By Bill Maxwell
Freshman admission to elite colleges and universities has been based on meritocracy, individual ability and achievement of the so-called “best and brightest.”
The primary measuring tool has been the standardized test, and the SAT and ACT are the most-used. Of course, a lucrative industry charges would-be applicants a lot of money to coach them on subject matter that appears on these tests.
Many educators argue that America is SAT- and ACT-obsessed. For decades, increasing numbers of admissions officers, professors and others have argued that these tests are not infallible predictors of how well students will perform academically over time. In fact, the National Association for College Admission Counseling has requested that U.S. colleges and universities re-examine their reliance on the SAT and ACT and expand the use of other admissions tools.
Now, Bard College, in Annandale-on-Hudson, N.Y., is the latest prestigious college to join the trend of expanding how it admits first-year students. Beginning this fall, the college will offer the option of four 2,500-word research essays for admission. The college, whose tuition is $45,730, will provide the prompts and sources for the essays.
Students who earn a B-plus or better on the essays will be admitted regardless of high school grades. The SAT and ACT will remain an option, and the school will keep the Common Application that is used by 415 colleges and universities in the United States.
The inclusion of the essay as another route to admission is fitting for Bard, a unique place. While many other institutions bow to the demands of the business community, Bard continues to engage its students in the life of the mind.
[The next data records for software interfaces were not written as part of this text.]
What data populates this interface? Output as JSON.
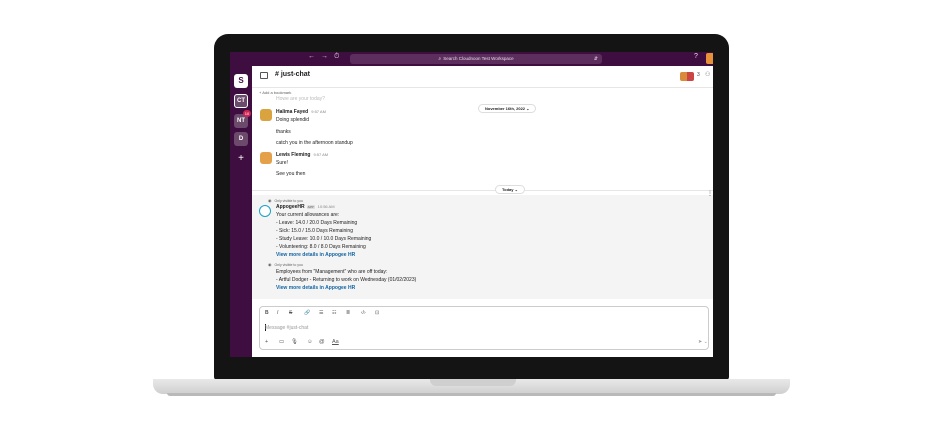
{
  "topbar": {
    "back": "←",
    "forward": "→",
    "history": "⏱",
    "search_placeholder": "Search Cloudnoon Test Workspace",
    "filter_icon": "⇵",
    "help": "?"
  },
  "rail": {
    "logo": "S",
    "workspaces": [
      "CT",
      "NT",
      "D"
    ],
    "nt_badge": "10",
    "add": "+"
  },
  "header": {
    "channel_name": "# just-chat",
    "member_count": "3",
    "bookmark_label": "+ Add a bookmark"
  },
  "messages": {
    "partial_line": "Howe are your today?",
    "date_pill_1": "November 16th, 2022 ⌄",
    "msg1": {
      "author": "Halima Fayed",
      "time": "9:57 AM",
      "lines": [
        "Doing splendid",
        "thanks",
        "catch you in the afternoon standup"
      ]
    },
    "msg2": {
      "author": "Lewis Fleming",
      "time": "9:57 AM",
      "lines": [
        "Sure!",
        "See you then"
      ]
    },
    "date_pill_2": "Today ⌄",
    "bot1": {
      "visibility": "Only visible to you",
      "author": "AppogeeHR",
      "tag": "APP",
      "time": "10:56 AM",
      "lines": [
        "Your current allowances are:",
        "- Leave: 14.0 / 20.0 Days Remaining",
        "- Sick: 15.0 / 15.0 Days Remaining",
        "- Study Leave: 10.0 / 10.0 Days Remaining",
        "- Volunteering: 8.0 / 8.0 Days Remaining"
      ],
      "link": "View more details in Appogee HR"
    },
    "bot2": {
      "visibility": "Only visible to you",
      "lines": [
        "Employees from \"Management\" who are off today:",
        "- Artful Dodger - Returning to work on Wednesday (01/02/2023)"
      ],
      "link": "View more details in Appogee HR"
    }
  },
  "composer": {
    "placeholder": "Message #just-chat",
    "format_buttons": [
      "B",
      "I",
      "S",
      "🔗",
      "☰",
      "☷",
      "≣",
      "‹/›",
      "⊡"
    ],
    "bottom_tools": [
      "+",
      "▭",
      "🎙",
      "☺",
      "@",
      "Aa"
    ],
    "send": "➤ ⌄"
  },
  "colors": {
    "sidebar": "#3f0e40",
    "link": "#1264a3",
    "badge": "#cd2553"
  }
}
For that reason, some of the world’s foremost scholars and artists consider it an honor to work there because of its devotion to academic freedom and intellectual experimentation.
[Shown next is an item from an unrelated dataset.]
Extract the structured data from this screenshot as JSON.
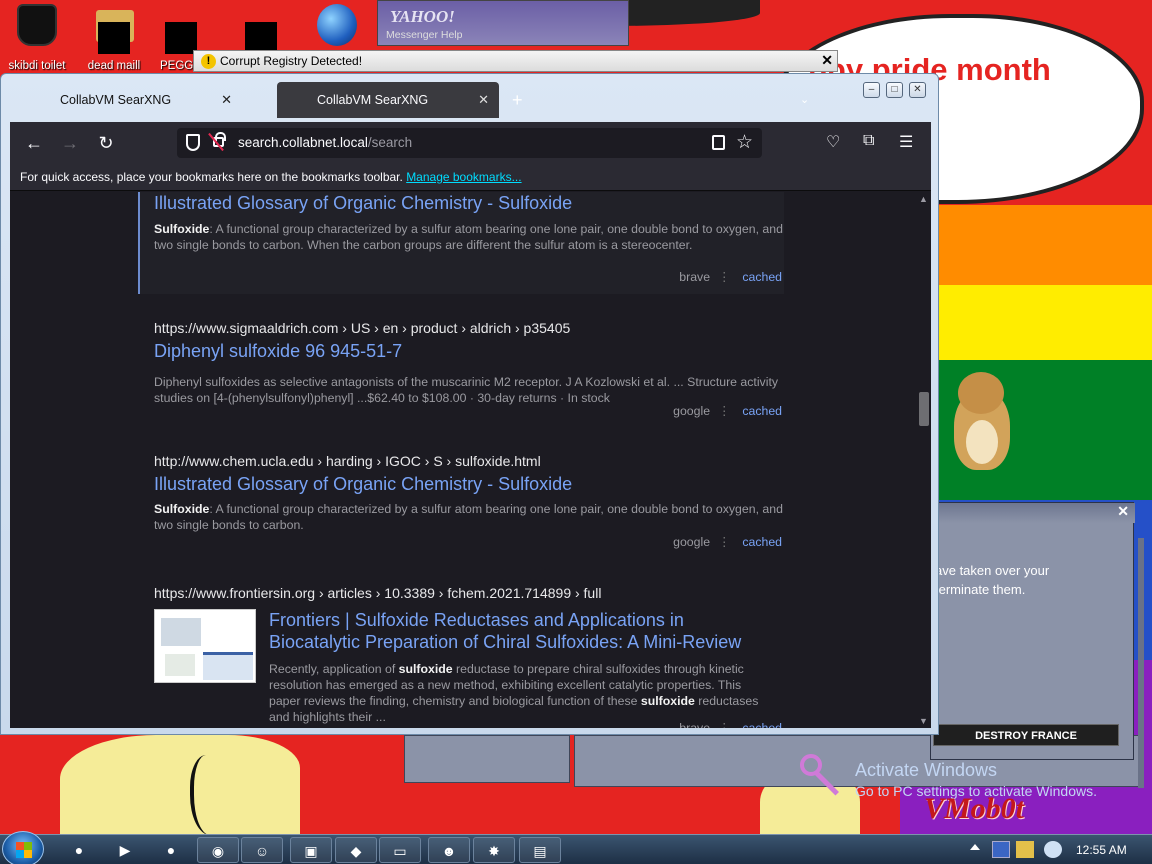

So why use the research paper as an entrance tool?
In a prepared statement, Leon Botstein, Bard’s president of 38 years, explains: “The tradition of high-stakes examination, using multiple-choice questions, has made the entire apparatus of high school and college entrance examinations bankrupt. Teachers, scientists and scholars must once again take charge of the way we test. What the Bard entrance examination asks is that students study the source materials and write comprehensively in order to show the quality of their reasoning.”
He further explained in The New York Times that the move to the admission-by-essay approach is a “kind of declaring war on the whole rigmarole of college admissions and the failure to foreground the curriculum and learning.” The current system, he said, is “loaded with a lot of nonsense that has nothing to do with learning.” He said he wants to see the college entrance process return to the “basics” and “common sense.”
On its website, the college touts itself as being “a place to think.” This is not just a fancy slogan. It is a concept that defines the essence of the college, and a standardized test alone cannot measure how a young person will respond to the intangibles of the school’s intellectual engagement.
Botstein argues that while college prepares young people for careers, it also should teach ways to “connect learning and life in a manner that influences everyday life, including earning a living.” The research essay, therefore, is an effective way to introduce applicants to Bard’s culture and to let them gauge their commitment to the challenges ahead.
What about cheating? How will the college know the essays are the students’ own? To use the essay option, Botstein said, students must sign a pledge that the work is theirs and provide a character reference from their school. He told The New York Times that he wants to take the “high road,” trusting that students are being honest.
Skeptics and supporters alike will be watching Bard’s experiment. No matter how it turns out over time, evidence long has shown that standardized tests are shutting out many otherwise qualified applicants. Why not try the research essay?
— Bill Maxwell is a columnist for the Tampa Bay Times. Reach him at [email protected]